From The Age (Australia):

To maintain the rigid status quo of high society New York, sacrifices must be made and rebellion punished. By Avril Moore.

The EROTICISM represented by the perpetually blooming red flowers overlaying the lace and perfect copperplate in the title sequence of The Age of Innocence conveys the film's main theme: old-world values colliding with the new.

And yet if May Welland epitomises the strict adherence of the New York aristocracy to what was socially acceptable for the time, then the irony of the title cannot be lost.

For here, as in the novel by Edith Wharton from which the film is faithfully derived, is a world where the intransigent preservation of wealth and power is paramount, and any whiff of individualism must be sacrificed, if not eradicated.

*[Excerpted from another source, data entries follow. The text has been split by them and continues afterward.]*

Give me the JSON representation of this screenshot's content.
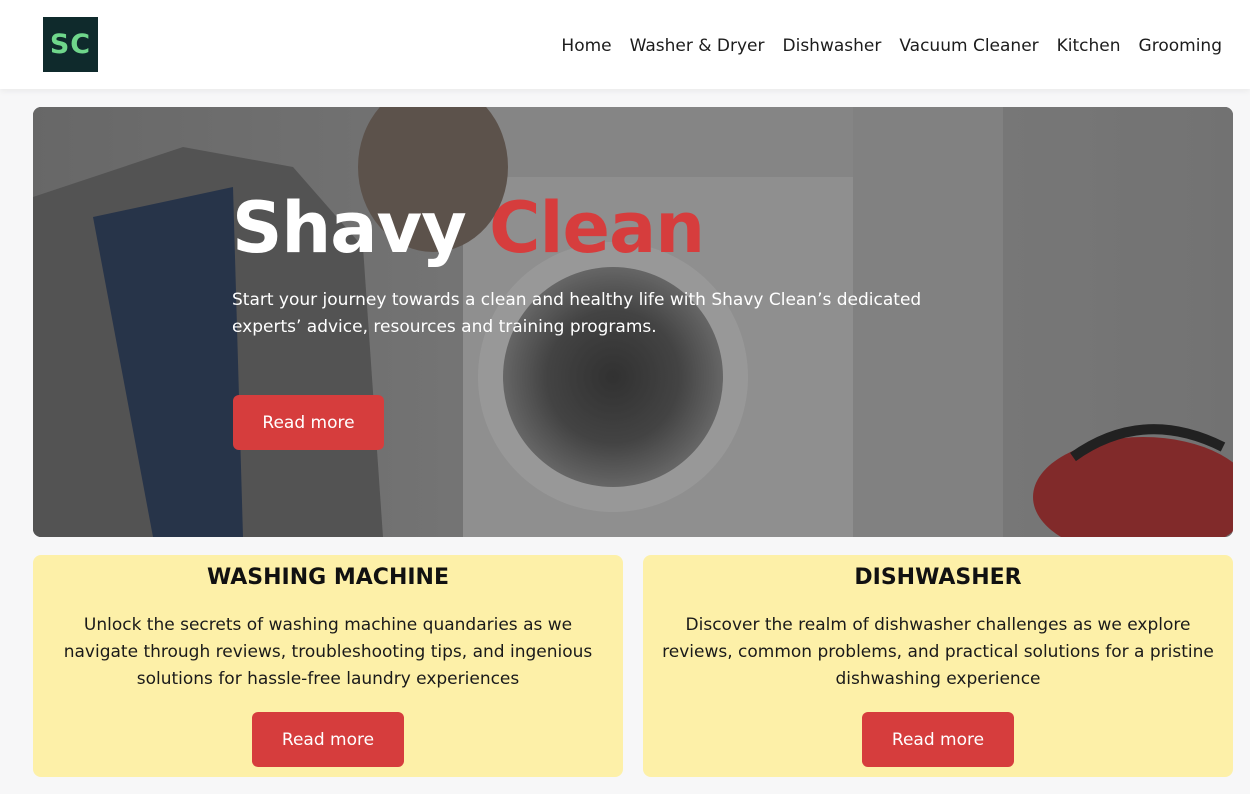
{
  "logo": {
    "text": "SC"
  },
  "nav": {
    "items": [
      {
        "label": "Home"
      },
      {
        "label": "Washer & Dryer"
      },
      {
        "label": "Dishwasher"
      },
      {
        "label": "Vacuum Cleaner"
      },
      {
        "label": "Kitchen"
      },
      {
        "label": "Grooming"
      }
    ]
  },
  "hero": {
    "title_part1": "Shavy",
    "title_part2": "Clean",
    "text": "Start your journey towards a clean and healthy life with Shavy Clean’s dedicated experts’ advice, resources and training programs.",
    "button_label": "Read more"
  },
  "cards": [
    {
      "title": "WASHING MACHINE",
      "text": "Unlock the secrets of washing machine quandaries as we navigate through reviews, troubleshooting tips, and ingenious solutions for hassle-free laundry experiences",
      "button_label": "Read more"
    },
    {
      "title": "DISHWASHER",
      "text": "Discover the realm of dishwasher challenges as we explore reviews, common problems, and practical solutions for a pristine dishwashing experience",
      "button_label": "Read more"
    }
  ],
  "colors": {
    "accent": "#d63d3d",
    "logo_bg": "#0f2a2c",
    "logo_text": "#6fd68b",
    "card_bg": "#fdf0a8"
  }
}
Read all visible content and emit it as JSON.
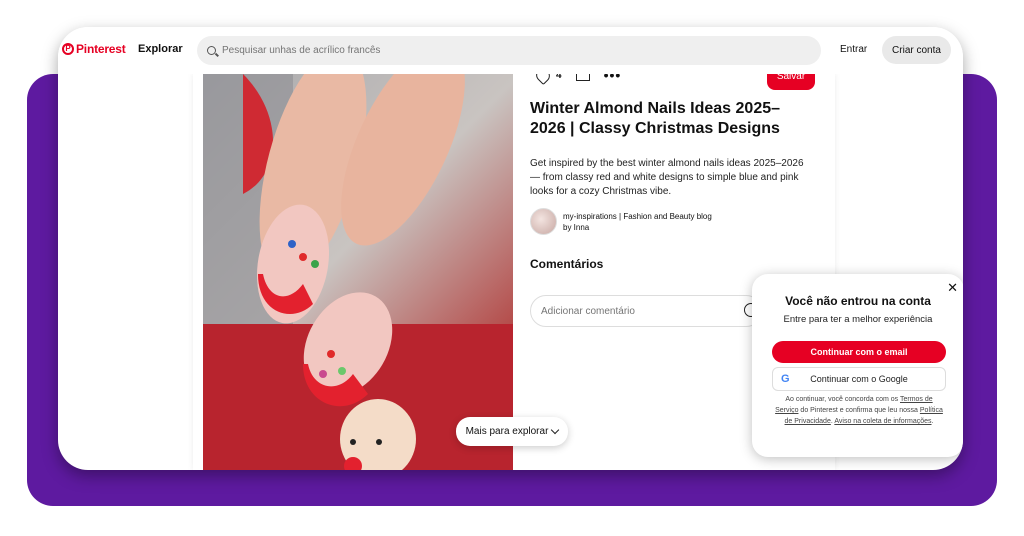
{
  "header": {
    "logo": "Pinterest",
    "explore": "Explorar",
    "search_placeholder": "Pesquisar unhas de acrílico francês",
    "login": "Entrar",
    "signup": "Criar conta"
  },
  "pin": {
    "like_count": "4",
    "save": "Salvar",
    "title": "Winter Almond Nails Ideas 2025–2026 | Classy Christmas Designs",
    "description": "Get inspired by the best winter almond nails ideas 2025–2026 — from classy red and white designs to simple blue and pink looks for a cozy Christmas vibe.",
    "author_line1": "my-inspirations | Fashion and Beauty blog",
    "author_line2": "by Inna",
    "comments_heading": "Comentários",
    "comment_placeholder": "Adicionar comentário"
  },
  "more_explore": "Mais para explorar",
  "login_popup": {
    "title": "Você não entrou na conta",
    "subtitle": "Entre para ter a melhor experiência",
    "email_button": "Continuar com o email",
    "google_button": "Continuar com o Google",
    "legal_prefix": "Ao continuar, você concorda com os",
    "terms": "Termos de Serviço",
    "legal_mid": "do Pinterest e confirma que leu nossa",
    "privacy": "Política de Privacidade",
    "legal_dot": ".",
    "notice": "Aviso na coleta de informações",
    "legal_end": "."
  },
  "colors": {
    "brand": "#e60023",
    "frame": "#5e1aa0"
  }
}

This tension, or outright hostility, exists beneath a brittle veneer of impeccable manners, taste and morality - a harmony shattered by a whisper and a subterfuge so sophisticated that it warrants decoding by an arch, third-person narrator.

Screenwriter and director Martin Scorsese said the narrator was a "tricky" character. The narrator "presents the story in this way to teach us a lesson".

"I love the idea of the female voice setting us up for a fall. You get to trust her, and then she does you in, just like he (Newland Archer) gets done in," he said. [. . . ]

Saturday, March 12, 2005

The New York Times Magazine
March 13, 2005
Interview with Meireille Guiliano (by Edward Lewine, p. 28-29)

"Best book she read recently:

It is called, "True Pleasures: A Memoir of women in Paris. Actually, it was written by an Australian named Lucinda Holdforth. I connect to it because she talks about great women in Paris like Colette, Edith Wharton, Gertrude Stein, but also because she visits the neighborhood where I live there."
--Submitted by Deborah Hecht